= What you should do =
Your reply should be made up of every line in the records below that holds the string "text".

=== Supplied information ===

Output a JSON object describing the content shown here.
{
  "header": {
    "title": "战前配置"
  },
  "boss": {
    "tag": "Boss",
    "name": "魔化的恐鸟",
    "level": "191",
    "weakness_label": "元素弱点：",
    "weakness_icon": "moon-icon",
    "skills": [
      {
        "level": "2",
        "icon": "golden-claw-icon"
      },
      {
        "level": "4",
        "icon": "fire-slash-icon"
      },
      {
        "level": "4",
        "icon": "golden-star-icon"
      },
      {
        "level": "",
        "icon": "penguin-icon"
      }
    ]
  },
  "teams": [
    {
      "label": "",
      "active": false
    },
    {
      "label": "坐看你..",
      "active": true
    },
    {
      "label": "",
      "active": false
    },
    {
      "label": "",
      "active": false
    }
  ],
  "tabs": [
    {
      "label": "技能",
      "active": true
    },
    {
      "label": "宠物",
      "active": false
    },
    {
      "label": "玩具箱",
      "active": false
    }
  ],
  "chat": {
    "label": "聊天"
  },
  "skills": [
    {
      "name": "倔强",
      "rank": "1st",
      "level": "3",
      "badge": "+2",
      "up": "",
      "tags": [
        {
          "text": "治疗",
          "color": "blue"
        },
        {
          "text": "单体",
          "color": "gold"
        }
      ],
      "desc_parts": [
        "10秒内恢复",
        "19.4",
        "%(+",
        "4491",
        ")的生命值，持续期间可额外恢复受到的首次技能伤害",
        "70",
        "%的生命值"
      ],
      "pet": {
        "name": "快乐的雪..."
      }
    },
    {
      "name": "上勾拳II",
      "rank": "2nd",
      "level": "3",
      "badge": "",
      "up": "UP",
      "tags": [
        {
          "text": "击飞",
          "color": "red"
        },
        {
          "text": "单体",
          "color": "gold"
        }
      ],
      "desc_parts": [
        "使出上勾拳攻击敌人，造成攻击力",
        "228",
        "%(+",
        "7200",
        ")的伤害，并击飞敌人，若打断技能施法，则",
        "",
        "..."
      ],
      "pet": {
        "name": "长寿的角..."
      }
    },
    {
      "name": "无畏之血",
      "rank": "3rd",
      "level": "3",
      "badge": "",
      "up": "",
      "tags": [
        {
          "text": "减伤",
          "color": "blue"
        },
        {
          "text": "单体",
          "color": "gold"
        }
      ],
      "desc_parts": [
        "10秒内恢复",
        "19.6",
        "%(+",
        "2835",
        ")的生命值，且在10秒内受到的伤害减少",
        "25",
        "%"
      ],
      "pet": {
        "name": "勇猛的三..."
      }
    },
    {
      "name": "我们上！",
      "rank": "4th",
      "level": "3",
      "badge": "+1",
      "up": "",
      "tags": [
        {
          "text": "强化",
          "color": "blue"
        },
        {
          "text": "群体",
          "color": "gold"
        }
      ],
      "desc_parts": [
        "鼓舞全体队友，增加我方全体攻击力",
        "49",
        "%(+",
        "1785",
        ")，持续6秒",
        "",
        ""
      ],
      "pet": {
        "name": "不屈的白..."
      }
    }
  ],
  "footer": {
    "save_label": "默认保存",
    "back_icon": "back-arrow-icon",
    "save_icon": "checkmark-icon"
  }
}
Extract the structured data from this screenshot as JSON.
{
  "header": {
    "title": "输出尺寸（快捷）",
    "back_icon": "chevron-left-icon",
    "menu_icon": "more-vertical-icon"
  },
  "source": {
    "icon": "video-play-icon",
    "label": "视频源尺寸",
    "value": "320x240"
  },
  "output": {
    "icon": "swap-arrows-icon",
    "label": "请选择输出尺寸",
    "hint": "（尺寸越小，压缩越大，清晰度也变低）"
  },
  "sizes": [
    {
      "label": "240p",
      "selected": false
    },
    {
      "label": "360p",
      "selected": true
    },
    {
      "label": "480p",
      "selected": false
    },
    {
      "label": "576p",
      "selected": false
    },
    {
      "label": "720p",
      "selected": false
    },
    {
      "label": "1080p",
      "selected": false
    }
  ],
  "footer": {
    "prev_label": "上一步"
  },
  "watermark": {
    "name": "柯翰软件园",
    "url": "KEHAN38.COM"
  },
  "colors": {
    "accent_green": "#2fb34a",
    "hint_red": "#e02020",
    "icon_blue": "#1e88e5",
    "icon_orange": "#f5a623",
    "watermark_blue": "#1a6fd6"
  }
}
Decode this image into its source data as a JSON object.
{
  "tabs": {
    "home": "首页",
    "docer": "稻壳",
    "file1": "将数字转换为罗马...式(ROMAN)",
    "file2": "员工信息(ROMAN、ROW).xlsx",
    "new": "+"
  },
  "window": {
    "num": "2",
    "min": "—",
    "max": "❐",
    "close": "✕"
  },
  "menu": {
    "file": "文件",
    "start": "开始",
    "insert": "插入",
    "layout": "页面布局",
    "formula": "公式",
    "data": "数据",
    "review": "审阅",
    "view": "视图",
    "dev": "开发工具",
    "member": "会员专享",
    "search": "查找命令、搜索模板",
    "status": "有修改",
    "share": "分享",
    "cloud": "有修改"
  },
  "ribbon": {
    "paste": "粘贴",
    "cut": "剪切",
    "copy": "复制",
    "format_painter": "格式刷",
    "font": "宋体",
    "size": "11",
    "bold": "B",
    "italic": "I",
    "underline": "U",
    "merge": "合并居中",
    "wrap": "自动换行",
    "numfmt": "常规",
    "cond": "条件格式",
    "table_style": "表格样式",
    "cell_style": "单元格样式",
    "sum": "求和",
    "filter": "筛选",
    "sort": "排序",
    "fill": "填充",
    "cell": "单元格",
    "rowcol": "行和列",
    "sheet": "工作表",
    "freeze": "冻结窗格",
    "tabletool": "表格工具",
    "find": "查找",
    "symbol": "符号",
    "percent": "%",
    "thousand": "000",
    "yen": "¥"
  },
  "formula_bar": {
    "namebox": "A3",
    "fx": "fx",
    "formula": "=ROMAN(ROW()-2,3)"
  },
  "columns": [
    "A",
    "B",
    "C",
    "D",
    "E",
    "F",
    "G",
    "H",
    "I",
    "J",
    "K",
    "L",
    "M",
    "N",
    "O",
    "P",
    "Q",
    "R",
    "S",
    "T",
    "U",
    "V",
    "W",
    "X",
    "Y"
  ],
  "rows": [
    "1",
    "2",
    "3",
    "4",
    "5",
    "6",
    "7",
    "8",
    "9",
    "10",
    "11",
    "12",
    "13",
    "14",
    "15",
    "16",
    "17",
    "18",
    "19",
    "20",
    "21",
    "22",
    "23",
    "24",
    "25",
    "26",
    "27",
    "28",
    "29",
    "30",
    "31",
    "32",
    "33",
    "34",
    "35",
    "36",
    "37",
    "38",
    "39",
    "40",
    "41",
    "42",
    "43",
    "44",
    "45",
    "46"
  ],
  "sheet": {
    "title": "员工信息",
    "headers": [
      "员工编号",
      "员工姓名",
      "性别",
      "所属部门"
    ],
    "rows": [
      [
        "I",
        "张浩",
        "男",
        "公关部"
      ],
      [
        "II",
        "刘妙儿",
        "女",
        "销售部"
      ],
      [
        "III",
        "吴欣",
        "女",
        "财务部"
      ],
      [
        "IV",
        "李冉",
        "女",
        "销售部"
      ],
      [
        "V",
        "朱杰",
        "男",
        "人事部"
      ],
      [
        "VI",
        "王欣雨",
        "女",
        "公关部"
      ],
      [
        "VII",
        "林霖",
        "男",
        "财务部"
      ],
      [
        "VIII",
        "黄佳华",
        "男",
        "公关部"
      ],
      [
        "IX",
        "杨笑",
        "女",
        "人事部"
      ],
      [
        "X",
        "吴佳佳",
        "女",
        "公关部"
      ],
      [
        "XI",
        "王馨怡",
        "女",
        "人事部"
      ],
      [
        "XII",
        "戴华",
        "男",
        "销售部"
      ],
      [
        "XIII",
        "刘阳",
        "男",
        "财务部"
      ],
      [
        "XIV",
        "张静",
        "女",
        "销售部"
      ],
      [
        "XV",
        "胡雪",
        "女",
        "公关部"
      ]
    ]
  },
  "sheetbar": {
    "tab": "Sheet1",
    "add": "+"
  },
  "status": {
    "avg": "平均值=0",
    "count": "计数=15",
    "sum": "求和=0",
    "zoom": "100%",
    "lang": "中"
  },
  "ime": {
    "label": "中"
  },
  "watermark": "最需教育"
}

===

= Your response =
          "text": "治疗",
          "text": "单体",
          "text": "击飞",
          "text": "单体",
          "text": "减伤",
          "text": "单体",
          "text": "强化",
          "text": "群体",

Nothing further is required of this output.